You have no idea when you last had a manicure and you aren’t really sure what a gel manicure even is, but you do know exactly how much milk is in the fridge and approximately how long it will last (same goes for toilet paper, diapers, and disinfecting wipes).
You have a closet full of heels that you stare at longingly every once in a while, but you know you will always opt for the sensible flats (unless your spouse lets you go out with your girlfriends – in that case, you will be wearing 6-inch heels to Applebee’s).
You love Target – but not in the same way you used to love Target. You long for the days when you could wander for hours touching every piece of clothing in the women’s section, debating which shade of lip gloss to buy, trying on all the sunglasses, and picking out new bed linens. Instead, you spend most of your Target-time before you even walk through the automatic doors. You research and compare sales and scientifically add deals to your Cartwheel.
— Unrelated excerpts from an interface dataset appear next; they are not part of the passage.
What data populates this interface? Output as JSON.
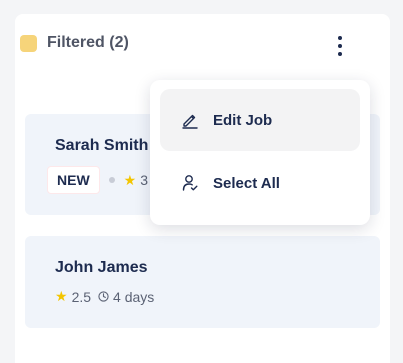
{
  "header": {
    "label": "Filtered (2)",
    "swatch_color": "#f6d47a"
  },
  "cards": [
    {
      "name": "Sarah Smith",
      "badge": "NEW",
      "rating": "3"
    },
    {
      "name": "John James",
      "rating": "2.5",
      "duration": "4 days"
    }
  ],
  "menu": {
    "items": [
      {
        "label": "Edit Job",
        "icon": "pencil-icon"
      },
      {
        "label": "Select All",
        "icon": "user-check-icon"
      }
    ]
  },
  "icons": {
    "star": "★",
    "kebab": "more-vertical-icon",
    "clock": "clock-icon"
  }
}
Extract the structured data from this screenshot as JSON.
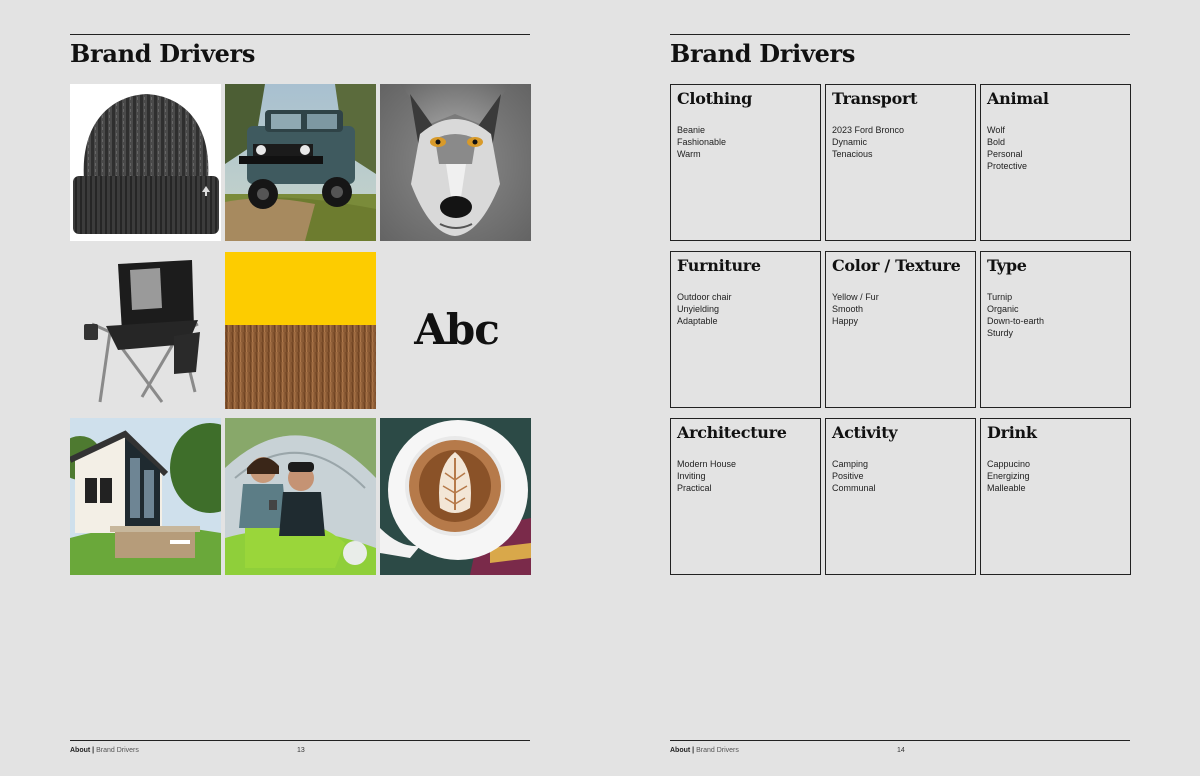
{
  "left_page": {
    "title": "Brand Drivers",
    "specimen_text": "Abc",
    "footer": {
      "section": "About",
      "subsection": "Brand Drivers",
      "page_number": "13"
    },
    "images": [
      "beanie",
      "ford-bronco",
      "wolf",
      "camping-chair",
      "yellow-swatch",
      "fur-texture",
      "modern-house",
      "camping-couple",
      "cappuccino"
    ]
  },
  "right_page": {
    "title": "Brand Drivers",
    "footer": {
      "section": "About",
      "subsection": "Brand Drivers",
      "page_number": "14"
    },
    "cards": [
      {
        "title": "Clothing",
        "items": [
          "Beanie",
          "Fashionable",
          "Warm"
        ]
      },
      {
        "title": "Transport",
        "items": [
          "2023 Ford Bronco",
          "Dynamic",
          "Tenacious"
        ]
      },
      {
        "title": "Animal",
        "items": [
          "Wolf",
          "Bold",
          "Personal",
          "Protective"
        ]
      },
      {
        "title": "Furniture",
        "items": [
          "Outdoor chair",
          "Unyielding",
          "Adaptable"
        ]
      },
      {
        "title": "Color / Texture",
        "items": [
          "Yellow / Fur",
          "Smooth",
          "Happy"
        ]
      },
      {
        "title": "Type",
        "items": [
          "Turnip",
          "Organic",
          "Down-to-earth",
          "Sturdy"
        ]
      },
      {
        "title": "Architecture",
        "items": [
          "Modern House",
          "Inviting",
          "Practical"
        ]
      },
      {
        "title": "Activity",
        "items": [
          "Camping",
          "Positive",
          "Communal"
        ]
      },
      {
        "title": "Drink",
        "items": [
          "Cappucino",
          "Energizing",
          "Malleable"
        ]
      }
    ]
  },
  "colors": {
    "background": "#e3e3e3",
    "ink": "#111111",
    "swatch_yellow": "#fdcc00",
    "fur_brown": "#8a5a34"
  }
}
Then you make a plan of action so you can get in and out with the best deal on Up & Up paper towel and Oil of Olay moisturizer before nap time (unless you somehow get to go to Target on your own, and then it’s game on).
In the summer, your uniform is a t-shirt (probably from Target) and jeans (or, if you happened to shave your legs, the stretch-waist maternity shorts you kept on hand after the last baby).
In the winter, your uniform is the same t-shirt and jeans plus a cardigan (also from Target . . . or maybe Old Navy). You have learned that layers are necessary because you are going to get sweaty carrying around and/or running after your demon, ahem . . . child.
You have thousands of photos stored in your iPhone, but haven’t printed any in years (except that time your daughter needed a current picture for a school project and you had to spend hours figuring out how to get it from your phone to the photo printer at CVS).
Speaking of photos, all of your selfies include at least one of your children.
You outwardly laugh and nod when you hear other moms talking about how they never have a minute to themselves in the bathroom, but inwardly you are wondering if they ever just close the door and play on their phones while ignoring the tiny knocking fists like you do.
You promised yourself that you wouldn’t send your kid to school with boring, typical lunches, and you actually did an okay job for the first couple weeks of school, but now, she gets sandwiches and grape tomatoes pretty much every day (and you don’t even attempt to cut them into animal shapes – I mean, really, you just gave up).
You think your kid is the coolest kid ever (nothing basic about her – she didn’t even want to be Elsa for Halloween).
And as for Taylor Swift, of course you love Taylor Swift. You’re not a monster.
Or maybe these are all just things that apply to me, and I want to be relevant enough to fit into a snarky cultural label. So I made this list in hopes that there are other basic moms out there who don’t mind being too busy picking up crayons to keep up with the Kardashians and too budget-strapped to get Chipotle with a Starbucks chaser for lunch and too tired from . . . well, everything to even think about jumping on the Scandal bandwagon . . . as long as it means we get to spend our time, money, and energy on our kids. After all, they are the coolest kids in the history of the universe.